A Play Demonic (The Queen’s Idle Fancy)
Between Thanksgiving and Christmas, the island’s residents—the ones who read the play more than once in a continuous cycle front to back, front to back, and started again, memorized every line, every part—filled fleeting and empty moments with devious plans, most wishing so much for a role, challenging others if they didn’t agree with their thinking: “I should play Gilda The Graceless; no one else could do justice to her role.” Sally said this the other day at practice and Martin couldn’t believe her haughtiness, he didn’t know why he found Sally’s brazen gamesmanship a turn-on; usually a timid mouse of an actress, second-string, Sally wasn’t Martin’s type. She announced this to the whole company preparing for the holiday pageant, a dress rehearsal busy with other things. When Kelly Lucke heard Sally’s attempt to claim the role of Gilda for her own, early, she said, “Over my dead body.” Others laughed, thought Kelly was joking since that was her personality, a class clown type.
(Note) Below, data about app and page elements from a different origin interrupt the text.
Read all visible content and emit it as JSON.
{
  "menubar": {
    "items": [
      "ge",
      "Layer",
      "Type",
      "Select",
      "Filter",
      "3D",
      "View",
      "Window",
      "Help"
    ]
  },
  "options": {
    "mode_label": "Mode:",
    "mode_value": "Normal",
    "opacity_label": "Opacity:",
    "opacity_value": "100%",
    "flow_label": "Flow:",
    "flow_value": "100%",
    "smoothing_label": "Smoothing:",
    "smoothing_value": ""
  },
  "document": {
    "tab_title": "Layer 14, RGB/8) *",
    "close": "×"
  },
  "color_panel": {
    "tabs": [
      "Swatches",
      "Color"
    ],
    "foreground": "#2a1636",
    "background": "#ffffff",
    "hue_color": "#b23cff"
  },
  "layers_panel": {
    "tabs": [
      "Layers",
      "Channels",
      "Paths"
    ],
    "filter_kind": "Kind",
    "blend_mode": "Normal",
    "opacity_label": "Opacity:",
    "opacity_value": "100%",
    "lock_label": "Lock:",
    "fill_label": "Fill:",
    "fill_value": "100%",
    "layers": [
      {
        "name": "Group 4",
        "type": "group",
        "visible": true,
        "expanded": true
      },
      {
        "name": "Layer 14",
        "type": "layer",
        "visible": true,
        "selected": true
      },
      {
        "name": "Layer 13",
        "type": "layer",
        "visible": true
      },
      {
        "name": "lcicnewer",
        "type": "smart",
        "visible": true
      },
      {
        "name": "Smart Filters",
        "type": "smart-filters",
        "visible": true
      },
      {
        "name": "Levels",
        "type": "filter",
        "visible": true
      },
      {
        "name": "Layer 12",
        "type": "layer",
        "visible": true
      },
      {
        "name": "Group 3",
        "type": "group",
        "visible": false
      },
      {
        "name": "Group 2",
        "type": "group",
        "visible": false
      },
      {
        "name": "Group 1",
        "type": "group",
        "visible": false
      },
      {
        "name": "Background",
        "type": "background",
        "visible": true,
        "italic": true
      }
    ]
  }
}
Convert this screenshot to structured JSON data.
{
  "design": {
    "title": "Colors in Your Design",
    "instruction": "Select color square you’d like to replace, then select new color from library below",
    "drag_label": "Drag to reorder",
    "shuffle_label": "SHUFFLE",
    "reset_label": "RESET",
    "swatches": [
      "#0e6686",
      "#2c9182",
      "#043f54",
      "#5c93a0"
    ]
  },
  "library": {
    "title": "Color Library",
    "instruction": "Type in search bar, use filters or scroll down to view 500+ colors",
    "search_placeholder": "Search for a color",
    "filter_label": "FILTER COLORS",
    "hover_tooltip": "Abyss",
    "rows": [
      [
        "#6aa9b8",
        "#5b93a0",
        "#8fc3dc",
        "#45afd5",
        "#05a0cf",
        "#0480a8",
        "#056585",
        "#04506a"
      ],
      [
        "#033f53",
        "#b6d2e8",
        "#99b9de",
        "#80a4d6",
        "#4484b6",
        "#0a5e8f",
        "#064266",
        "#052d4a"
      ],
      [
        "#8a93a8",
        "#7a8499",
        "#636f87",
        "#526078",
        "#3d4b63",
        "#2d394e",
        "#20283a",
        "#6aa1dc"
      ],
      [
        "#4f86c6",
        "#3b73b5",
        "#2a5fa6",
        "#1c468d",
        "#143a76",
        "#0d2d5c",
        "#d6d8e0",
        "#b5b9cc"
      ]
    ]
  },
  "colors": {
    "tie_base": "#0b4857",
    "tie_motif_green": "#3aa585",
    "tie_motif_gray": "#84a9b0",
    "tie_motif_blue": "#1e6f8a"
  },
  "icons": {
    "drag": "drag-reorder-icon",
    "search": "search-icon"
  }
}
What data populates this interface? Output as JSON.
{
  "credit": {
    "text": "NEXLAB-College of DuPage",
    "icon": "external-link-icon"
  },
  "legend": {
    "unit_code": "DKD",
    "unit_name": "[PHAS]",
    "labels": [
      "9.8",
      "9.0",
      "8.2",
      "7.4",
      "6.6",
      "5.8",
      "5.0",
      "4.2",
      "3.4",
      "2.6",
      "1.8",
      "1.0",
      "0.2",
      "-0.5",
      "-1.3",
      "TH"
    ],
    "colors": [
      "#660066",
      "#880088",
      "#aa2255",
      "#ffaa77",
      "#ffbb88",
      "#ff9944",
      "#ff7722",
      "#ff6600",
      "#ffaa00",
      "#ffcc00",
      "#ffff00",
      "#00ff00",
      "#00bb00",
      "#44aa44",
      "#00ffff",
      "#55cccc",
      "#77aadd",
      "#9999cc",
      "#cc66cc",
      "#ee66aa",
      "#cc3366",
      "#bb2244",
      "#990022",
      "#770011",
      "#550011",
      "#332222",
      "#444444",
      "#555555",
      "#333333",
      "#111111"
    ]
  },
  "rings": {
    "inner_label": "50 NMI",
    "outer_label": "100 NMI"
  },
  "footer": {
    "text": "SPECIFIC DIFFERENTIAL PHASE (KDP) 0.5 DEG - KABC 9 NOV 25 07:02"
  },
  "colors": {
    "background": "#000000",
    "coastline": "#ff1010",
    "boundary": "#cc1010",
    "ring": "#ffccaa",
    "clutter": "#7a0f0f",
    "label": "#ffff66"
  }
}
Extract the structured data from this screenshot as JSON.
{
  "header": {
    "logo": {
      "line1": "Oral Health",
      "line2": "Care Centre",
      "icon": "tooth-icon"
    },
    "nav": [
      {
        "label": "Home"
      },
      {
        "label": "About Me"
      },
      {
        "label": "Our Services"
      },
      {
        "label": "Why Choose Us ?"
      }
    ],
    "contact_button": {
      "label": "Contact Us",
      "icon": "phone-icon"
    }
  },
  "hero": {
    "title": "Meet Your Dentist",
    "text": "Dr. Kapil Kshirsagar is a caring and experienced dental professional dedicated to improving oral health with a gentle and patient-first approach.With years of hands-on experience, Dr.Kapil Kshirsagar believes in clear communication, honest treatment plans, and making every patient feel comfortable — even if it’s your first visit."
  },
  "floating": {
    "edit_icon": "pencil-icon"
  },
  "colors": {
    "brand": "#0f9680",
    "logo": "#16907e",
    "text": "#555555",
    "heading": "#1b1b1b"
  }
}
“The only thing going for you is gracelessness. I’ll give you that,” Sally said. Little skirmishes, verbal spats between the players in public and private moments, thinly veiled threats behind the curtain, arose, and Martin noticed all of them, or heard about them from Carole. He’d asked her to keep him informed of any company gossip (or else).
Away from Carole’s prying ears, Martin made secretive calls to several actors on his wish list. Then, with a pinched and precise cursive Martin’s intricate mapping of stage directions soon filled another production notebook. Of course, Martin Belloon had his eye on the right actor to play each role. Come auditions in January, he’d watch them scratch and beg and mewl just to be lucky enough to assemble on stage with Queen Stormag. He wrote through several notebooks and filled two of them with his spidery cursive writing. At the top of each page he wrote a name in the center and underlined that name. These were his wished-for players, names of people in the town, some not ever professing ambition to be on stage, but whom Martin decided would be the only person who could perform naturally in a role. This list worried him. They needed to be convinced, prodded, cajoled, coerced into being part of The Queen’s Idle Fancy.
Below each actor’s name he wrote several character names. Possibilities. Main players and supporting parts and nonspeaking roles, too many to mention, popped into his head often enough to make him wonder just how many actors he could stuff up on stage, especially for the final moments where the entire town gathered to witness the Queen’s wrath. He left the role of Queen Stormag alone, as he’d been advised to do, along with that of The Blacksmith’s meaty part. All of this information came to him as if whispered in his ear from those shadows haunting recent dreams, perhaps, and usually, upon waking, he’d add to his notebooks while Carole made coffee and asked if she could leave to go shopping, visit a friend from the theater. Her interruptive annoyance made him relent and acquiesce to her meek demands.
“I’d like the salmon Dijon tonight if you’re heading to the market. Green beans. And the organic vanilla ice cream. If you make chocolate chip cookies this afternoon, during dessert we can practice the play, read to each other. I need to block possible actor movement in the second act.”
“That sounds wonderful, Martin.” Carole heard the subservient tone of her voice and willed herself to snap out of this current mindset. All she’d been doing the past week: read the play read the play read the play—it filled up every waking hour into late evening. If she complained (and even with her husband’s delicate threatening body language Carole forgot herself), Martin made sure she’d never attempt to do so again, and this next thought made her lick the side of her mouth, her tongue darting out and then in before her husband could see this new tic.
“I don’t want you disturbing me this afternoon, calling or texting me while you’re out. I trust you, Carole,” and here he paused and stared into his wife’s eyes for almost ten seconds, letting his words sink in before continuing, “I trust you to honor my wishes. Obey and you’ll find life will become a spectacular marker of ease, pleasure, and fulfillment. Disobey. Well. Just try it and see what that brings. Now, scoot. Leave me be.”
Carole scooted. Her heartbeat raced and she wondered if she had high blood pressure. The car keys wouldn’t go into the ignition and she screamed out loud in the confines of her proper vehicle, a Volkswagon Jetta, black. Carole rested her head against the steering wheel forming an indentation along her forehead.